Preface to a History of the Museum of Non Participation

by Pancho Villa

We know enough to make up lies which are convincing, but we also have the skill, when we will, to speak the truth. – The Muses to Hesiod. Hesiod, Theogony 25

What is the Museum of Non Participation? Does it have a mission, and collections? Is it an enigma, a paradox, or a joke? Might it be all these and more, or simply one more art-world folly competing for attention? Do its founders ask serious questions, or question seriousness? Is it disinterest or complicity in disguise? Is its title a misnomer? Many questions confront this project; perhaps that is its purpose, because in querying it we are forced to interrogate the boundaries of participation and museums.

Museums are respectable institutions charged with the preservation, interpretation and display of objects. They are good places to visit while on holiday, or on rainy days out with the kids. We rarely stop to question them. Perhaps it is the combination of well-trained smiles emitted from visitor-enquiry desks, the lure of gift shops, proffering ersatz antiquities and the bottled Lethe water sold in air-conditioned cafés that makes museums feel so comfortable and cuddly, and encourages us to avert our eyes from the violence, both mythical and real, that lies at their foundation. Who after all would want to hear the “hapless soldier’s sigh, that runs in blood down palace walls” while trying to grab a bit of culture on a Sunday afternoon?

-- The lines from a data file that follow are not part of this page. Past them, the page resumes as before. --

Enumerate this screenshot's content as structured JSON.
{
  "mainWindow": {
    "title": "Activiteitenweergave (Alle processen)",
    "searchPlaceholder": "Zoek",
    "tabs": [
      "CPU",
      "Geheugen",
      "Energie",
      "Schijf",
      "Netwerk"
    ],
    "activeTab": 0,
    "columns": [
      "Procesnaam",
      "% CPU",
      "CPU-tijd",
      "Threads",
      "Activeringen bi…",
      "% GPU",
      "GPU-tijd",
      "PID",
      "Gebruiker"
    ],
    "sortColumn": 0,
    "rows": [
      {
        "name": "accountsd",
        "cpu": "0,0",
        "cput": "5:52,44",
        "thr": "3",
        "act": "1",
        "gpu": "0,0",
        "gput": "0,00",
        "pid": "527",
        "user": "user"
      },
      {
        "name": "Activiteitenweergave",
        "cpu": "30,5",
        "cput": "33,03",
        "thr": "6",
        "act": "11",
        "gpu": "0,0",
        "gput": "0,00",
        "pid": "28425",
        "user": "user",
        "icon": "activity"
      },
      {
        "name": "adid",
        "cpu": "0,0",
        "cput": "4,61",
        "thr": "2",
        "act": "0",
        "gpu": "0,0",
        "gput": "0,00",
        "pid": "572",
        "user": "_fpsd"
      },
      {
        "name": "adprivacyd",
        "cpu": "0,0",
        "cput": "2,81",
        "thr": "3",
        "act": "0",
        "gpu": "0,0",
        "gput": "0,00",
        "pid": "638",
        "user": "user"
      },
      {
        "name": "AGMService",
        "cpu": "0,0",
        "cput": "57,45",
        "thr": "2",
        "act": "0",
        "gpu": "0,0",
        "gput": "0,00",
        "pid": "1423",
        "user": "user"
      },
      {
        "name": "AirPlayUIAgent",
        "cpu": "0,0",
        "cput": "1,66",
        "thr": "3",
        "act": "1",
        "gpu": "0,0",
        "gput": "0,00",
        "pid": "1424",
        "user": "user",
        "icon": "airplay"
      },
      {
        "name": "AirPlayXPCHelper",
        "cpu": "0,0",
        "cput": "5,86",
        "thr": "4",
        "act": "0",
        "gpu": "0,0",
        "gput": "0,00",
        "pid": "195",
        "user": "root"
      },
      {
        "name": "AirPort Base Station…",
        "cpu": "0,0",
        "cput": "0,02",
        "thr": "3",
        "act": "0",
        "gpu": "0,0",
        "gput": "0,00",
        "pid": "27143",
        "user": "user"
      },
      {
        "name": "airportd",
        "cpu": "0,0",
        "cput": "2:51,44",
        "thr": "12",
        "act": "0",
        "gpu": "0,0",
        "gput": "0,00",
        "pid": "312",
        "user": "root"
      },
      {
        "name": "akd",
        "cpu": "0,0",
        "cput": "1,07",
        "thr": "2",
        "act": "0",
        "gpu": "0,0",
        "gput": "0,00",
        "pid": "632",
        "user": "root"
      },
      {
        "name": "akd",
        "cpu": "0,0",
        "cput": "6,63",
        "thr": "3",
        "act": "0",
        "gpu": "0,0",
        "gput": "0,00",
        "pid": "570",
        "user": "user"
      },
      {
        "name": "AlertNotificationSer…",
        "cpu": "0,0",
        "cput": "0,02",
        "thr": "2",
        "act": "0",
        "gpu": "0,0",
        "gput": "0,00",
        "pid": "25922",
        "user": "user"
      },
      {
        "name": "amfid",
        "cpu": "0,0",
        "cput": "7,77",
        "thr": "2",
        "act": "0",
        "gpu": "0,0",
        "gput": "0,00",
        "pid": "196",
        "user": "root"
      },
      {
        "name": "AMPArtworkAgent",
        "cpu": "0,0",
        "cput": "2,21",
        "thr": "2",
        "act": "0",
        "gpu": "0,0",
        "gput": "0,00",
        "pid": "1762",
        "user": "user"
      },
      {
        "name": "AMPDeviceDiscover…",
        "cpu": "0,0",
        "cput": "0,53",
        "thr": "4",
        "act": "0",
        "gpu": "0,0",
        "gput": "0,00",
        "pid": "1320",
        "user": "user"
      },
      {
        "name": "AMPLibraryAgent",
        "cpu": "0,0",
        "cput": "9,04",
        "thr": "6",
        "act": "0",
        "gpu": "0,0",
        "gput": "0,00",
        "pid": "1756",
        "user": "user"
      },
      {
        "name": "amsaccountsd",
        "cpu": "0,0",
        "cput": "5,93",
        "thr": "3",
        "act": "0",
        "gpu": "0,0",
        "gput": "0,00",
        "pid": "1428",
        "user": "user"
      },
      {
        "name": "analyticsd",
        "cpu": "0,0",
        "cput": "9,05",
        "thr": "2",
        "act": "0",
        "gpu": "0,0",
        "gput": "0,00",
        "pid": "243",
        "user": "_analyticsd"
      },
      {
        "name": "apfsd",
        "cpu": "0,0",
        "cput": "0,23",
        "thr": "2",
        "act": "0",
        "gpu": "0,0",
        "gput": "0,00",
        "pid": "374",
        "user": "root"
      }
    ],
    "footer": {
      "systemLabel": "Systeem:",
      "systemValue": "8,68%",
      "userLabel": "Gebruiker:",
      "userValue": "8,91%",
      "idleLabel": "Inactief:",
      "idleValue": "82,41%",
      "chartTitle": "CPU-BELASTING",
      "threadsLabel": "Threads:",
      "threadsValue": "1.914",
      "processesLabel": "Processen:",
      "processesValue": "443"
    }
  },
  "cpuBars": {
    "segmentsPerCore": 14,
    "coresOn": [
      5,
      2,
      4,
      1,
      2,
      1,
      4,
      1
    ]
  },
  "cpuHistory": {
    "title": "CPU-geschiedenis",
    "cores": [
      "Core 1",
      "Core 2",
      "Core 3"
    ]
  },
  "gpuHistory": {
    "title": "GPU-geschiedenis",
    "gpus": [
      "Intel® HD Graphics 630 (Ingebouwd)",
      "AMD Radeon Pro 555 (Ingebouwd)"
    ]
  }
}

But our museums are far from innocent; they are at best a bloody pirate’s treasure trove. So why not question them? After all it would be comforting to know that the previous owner of a painting that we so admire had not perished in a gas-chamber, or that the wonderful display of marble sculptures in gallery X hadn’t been nicked by an upstart ambassador and bequeathed to the Nation in exchange for some ignoble honour. But even after pushing aside the violence of plunder, our museums still confront us with successive layers of brutality disguised as culture. There is: the violence of restoration, which has erased so many works of art; the violence of sacrilege that denies the religious significance of countless ‘curated’ objects; the violence of professional discourse that cocoons the initiated and intimidates the ‘untutored’; and the violence of desecration, which haunts so many living peoples. Then, least we forget, there is the plagiaristic violence perpetuated by a Frankenstein monster that, with the heart of a rebel and the hands of a colonial despot, calls itself, in true military fashion, the avant-garde. And of course there is the violence of denial implicit in all interpretation. Europe possesses no word to fully express its cruelties, but Mexican Spanish does. It is a word that evokes the Conquest, and the wealth that flooded Seville and drained into the coffers of Italian renaissance banks. It is a word with countless facets; whole sentences can be constructed by manipulating its inflections. It flavours everyday speech with bile. The word is Chinga. It means fuck, rape, destruction, pillage, hopelessness, despair and theft. It evokes a mythical time and place; la Chingada, - the rape of mother earth - which in European parlance connotes the discovery of the New World. Thus: Chinga tu madre!
Chingamos los chingones, hijos de la chingada, quien nos chingaron con chingaderasmight be politely translated as: for the abuse of your mother let¹s upset those toffs, the descendents of conquest, who treat us unfairly and lie.

But la Chingada is not confined to a resentful memory inscribed in the argot of Mexico. It thrives today in countless ‘third world’ cities. It is carried in the genetic code of AIDS. It is the force that decimates natural habitats in pursuit of profit. It is the life-blood of the global arms-trade. It is the secret sponsor of our museums.

Our word ‘museum’ is a sham. The Mouseion (Greek) Museum (Latin) was the temple of the Muses, inspirers of creativity and daughters of Memory. Their house was a place for comtemplation, and debate, the presevation of ideas, creation of poetry and playing music. The idea of a ‘museum’ as repository of acquisitions is an adjuct to colonialism. Hence the Museum of Non Participation’s desire “to swim against the grain”. Its collection of metaphors and actions are available for reinterpretation by anyone at anytime. It is a museum of values not valuables, a museum committed to the principles of ‘copyleft’, not copyright - a museum predicated on the idea that its collections will grow only by giving them away - and the conviction that the reification of Memory is a distortion of her purpose, which is to aid us in imagining our future.

But where does this leave the idea of Non-participation and the slogan: Participate in the Museum of Non Participation. Like the final lines of the first Dada manifesto ­ if you disagree with this manifesto you are a Dadaist ­ it appears to be a paradox. Personally I refuse to take part and consider this museum miss-named; better that we call it the Museum of Heresies, the Museum of Awkward Buggers, or the Museum of Non-acquiescence.

Whatever it turns out to be, don’t expect to find me dead in it.